Iceland and the Eider, Two Old Friends
The history of eiderdown harvesting is closely linked to Iceland’s history. Eider ducks have co-existed with Icelanders since the 9th century when the island was settled.
In 1847, the eider became a fully protected species. The use of eiderdown and the culture of eider farming are rich with tradition.
Today, researchers continue studying eider ducks.
Authorized quality inspectors ensure that buyers of Icelandic eiderdown always receive a high quality product. An inspector assesses the down’s cleanliness, smell, color and cohesion and then confirms its weight. According to law, only eiderdown that has passed this strict quality control may be sold in Iceland or worldwide.

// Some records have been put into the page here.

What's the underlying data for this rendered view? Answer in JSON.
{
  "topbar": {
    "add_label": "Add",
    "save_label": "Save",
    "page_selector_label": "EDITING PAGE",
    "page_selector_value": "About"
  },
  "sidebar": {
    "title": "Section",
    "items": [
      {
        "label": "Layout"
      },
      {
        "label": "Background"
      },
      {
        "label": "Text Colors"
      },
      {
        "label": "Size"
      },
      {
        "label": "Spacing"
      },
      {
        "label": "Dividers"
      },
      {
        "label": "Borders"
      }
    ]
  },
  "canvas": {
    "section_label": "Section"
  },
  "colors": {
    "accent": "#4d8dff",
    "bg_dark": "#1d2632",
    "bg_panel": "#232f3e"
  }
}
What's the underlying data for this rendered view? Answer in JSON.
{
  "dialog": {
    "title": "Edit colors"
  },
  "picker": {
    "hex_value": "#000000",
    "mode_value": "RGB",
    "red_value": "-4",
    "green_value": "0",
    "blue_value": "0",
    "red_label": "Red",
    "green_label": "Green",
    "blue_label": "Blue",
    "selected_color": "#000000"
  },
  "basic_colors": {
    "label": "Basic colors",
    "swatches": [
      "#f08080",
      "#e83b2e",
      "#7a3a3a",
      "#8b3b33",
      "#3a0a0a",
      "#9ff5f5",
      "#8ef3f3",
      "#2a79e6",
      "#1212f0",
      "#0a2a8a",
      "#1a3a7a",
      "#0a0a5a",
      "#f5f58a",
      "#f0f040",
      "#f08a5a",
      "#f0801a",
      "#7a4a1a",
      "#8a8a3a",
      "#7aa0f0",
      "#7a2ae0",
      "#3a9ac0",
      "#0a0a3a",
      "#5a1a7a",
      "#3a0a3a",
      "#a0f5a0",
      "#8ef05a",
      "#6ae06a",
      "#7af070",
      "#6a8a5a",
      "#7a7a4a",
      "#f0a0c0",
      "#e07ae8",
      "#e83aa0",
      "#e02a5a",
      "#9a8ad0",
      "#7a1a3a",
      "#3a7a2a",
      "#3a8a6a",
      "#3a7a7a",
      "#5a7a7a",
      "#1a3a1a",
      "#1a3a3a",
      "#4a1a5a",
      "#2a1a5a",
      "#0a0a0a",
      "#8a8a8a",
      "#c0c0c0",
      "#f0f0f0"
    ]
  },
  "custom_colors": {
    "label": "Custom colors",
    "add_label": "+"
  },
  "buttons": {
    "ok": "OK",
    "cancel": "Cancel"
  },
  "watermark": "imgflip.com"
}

A Unique Natural Product
Sleeping with an eiderdown quilt is a warm, light, cozy experience. Down holds a significant volume of air, thus making it very light with great insulation.
Eiderdown has small, unique, hook-like threads that lock it together, providing the insulation’s air pockets.

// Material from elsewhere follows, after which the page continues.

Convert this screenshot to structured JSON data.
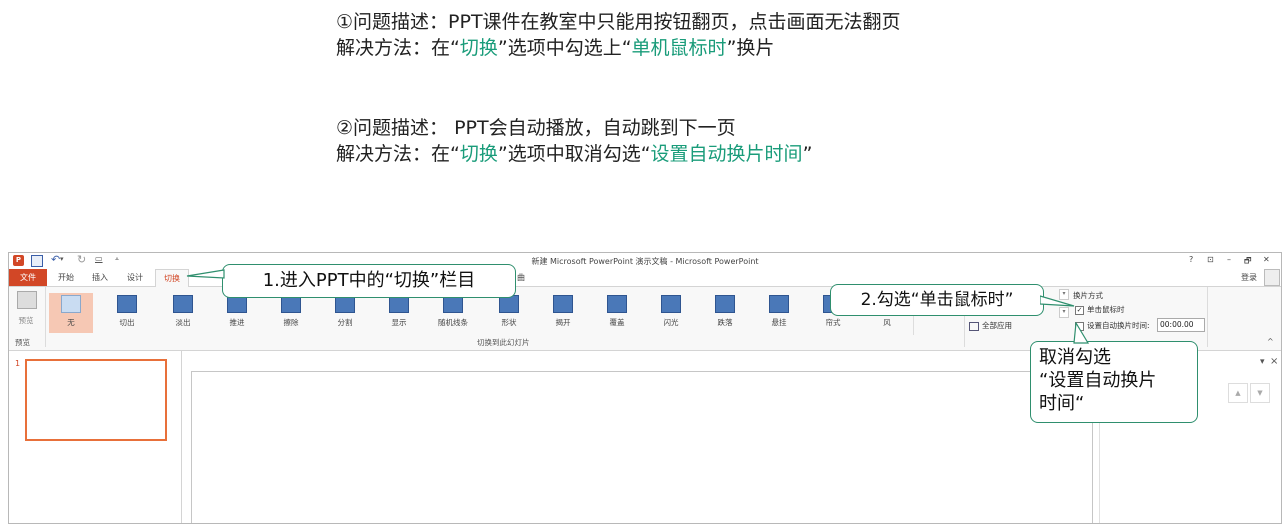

Icelandic eider farmers take great pride in the manufacture of their eiderdown goods. Custom-made quilts are available. The size and amount of filling can be adjusted to suit everyone from infants to adults. Also made from Icelandic eiderdown are baby carriage warmers, designer clothing, and souvenir samples of Iceland.
Approximately 3,000 kg of Icelandic eiderdown is produced every year.

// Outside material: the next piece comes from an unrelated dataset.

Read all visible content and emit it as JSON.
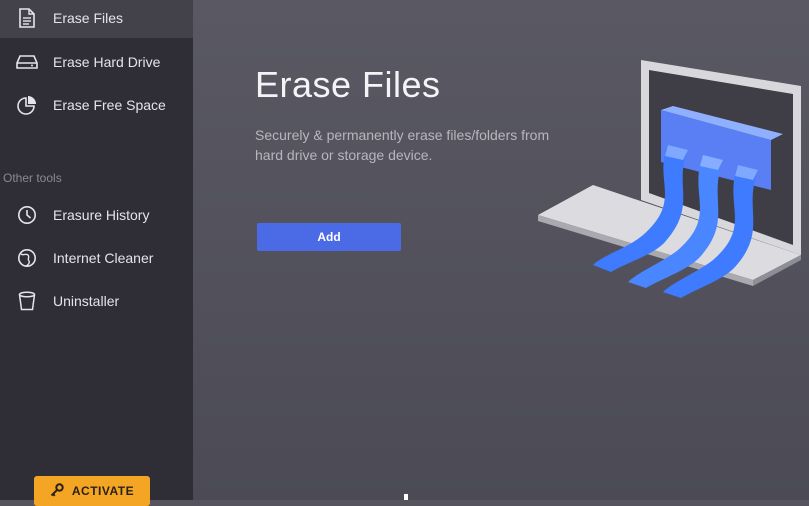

The supply is dependent on weather conditions each year. It takes 60-80 nests to produce one kilogram of down.
Cleaning with Care
Cleaning of eiderdown is a meticulous process and demands a lot of care. Down is dried immediately after it is gathered and then heated to 120°C in order to disinfect it. Then it’s mechanically cleaned, in machines specially developed for this purpose.
Finally it undergoes further checks in which the last feathers and knots are removed by hand.
No chemicals are used in the process. Also, many farmers offer eiderdown which has been washed with specifically chosen detergents.
The mechanical cleaning of eiderdown is based on the ideas and methods of our forefathers. The craft of cleaning down requires precision, patience and knowledge. The mechanical process enhances the down’s quality and use.
From Their Nest to Yours
The Icelandic eider duck is a local species that lives along the country’s coast.
Eider farming and down collection is based on centuries-old traditions. Farmers provide wild eiders protection from predators, patrolling colonies day-and-night during nesting season.
A unique relationship has developed between farmers and eiders. They trust each other.
In spring the farmers prepare for the arrival of the eider. They clean the nesting area. To encourage the bird’s return, farmers often use radios and colorful items.
At nesting time the female eider sheds the down from her breast. This exposes her body warmth to the eggs while nesting. When it’s safe for the eiders, farmers carefully collect the down.
When an adult eider is two to three years old it begins nesting. It usually returns to the area where it hatched to start a nest of its own